Courts have clarified that employment contracts are distinct from business or commercial contracts because of the unique nature of the employment relationship. Generally, an employment contract is drafted unilaterally by the employer and there are often no negotiations involved. Therefore, employers may benefit from the imbalance of bargaining power. When this power dynamic is used to pressure employees into an unfavorable agreement, courts have recognized that there is a need for intervention.

What Are the Legal Implications of Unconscionability?

A term of an employment agreement that is unconscionable will be struck down as unenforceable. In some instances, the term or condition that is being disputed by an employee may be severable from the rest of the contract. This means that the employment contract will be enforceable with the exception of the unconscionable term or condition. However, if the term is one that is fundamental to the contract as a whole, then a court may find that its removal renders the whole contract unenforceable. 

What Can I do If I Have an Unconscionable Employment Contract?

When signing any subsequent or new employment contracts, one should always seek independent legal advice. While the absence of independent legal advice does not detract from a claim of unconscionability, it is a necessary precaution to take to avoid the costs and time commitment involved in seeking out recourse through a court. 

Employees that are currently employed under an unconscionable contract should also seek legal advice to explore the best course of action. A demand letter may be used to enter into negotiations with an employer regarding a new employment contract or to amend a current one. If such actions are unsuccessful in reaching a resolution then a termination or constructive dismissal claim may be available. 

Why is this important for employers?

A fundamental premise in the development of employment law is that there is an imbalance of bargaining power between employers and employees. When faced with a claim of unconscionability, this premise may result in a court finding against the employer.

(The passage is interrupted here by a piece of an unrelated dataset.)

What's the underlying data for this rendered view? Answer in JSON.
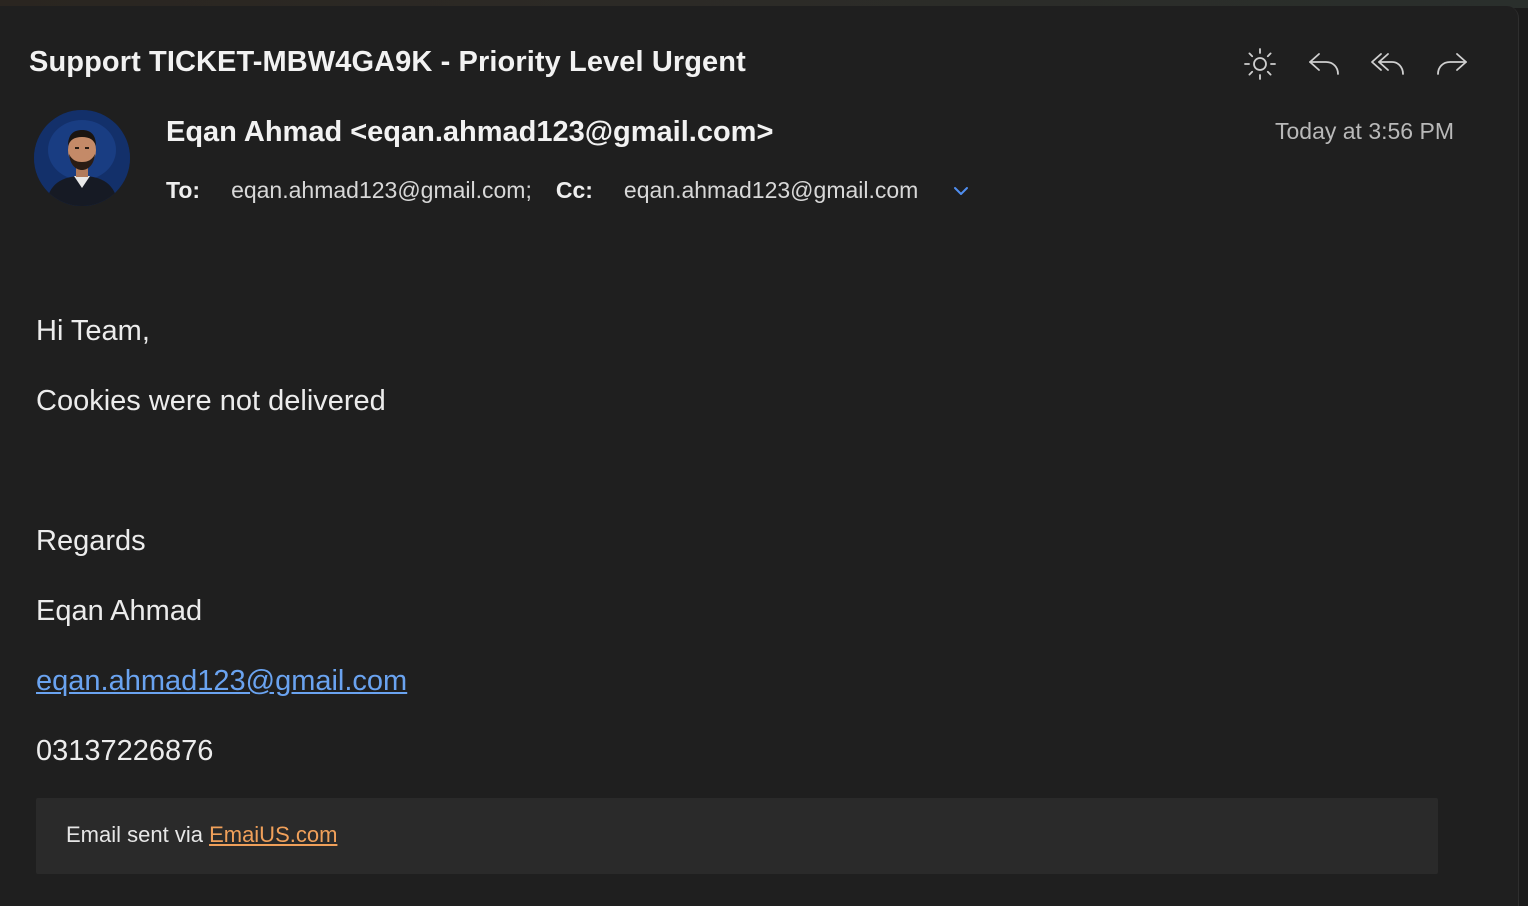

To avoid the implications of such claims it may be prudent for employers to take a proactive approach. 

It may be beneficial for employers to seek legal advice and either draft or amend an employment contract that is enforceable. 

Seeking an experienced employment lawyer is an important step in ensuring that issues of unconscionability are not present within employment contracts. In doing so, an employer may be able to limit their legal risks and avoid having to pay any legal fees that result from litigation.  

If you are concerned that your employment contract or settlement agreement may be unconscionable and unenforceable, our team of experienced employment lawyers at Achkar Law can help. Contact us by phone toll-free at +1 (800) 771-7882 or email us at [email protected], and we will be happy to assist.

Contact us today to schedule a consultation with our Experienced Employment Lawyers

Contact us by phone toll-free at 1-800-771-7882 or email us at [email protected], and we will be happy to assist.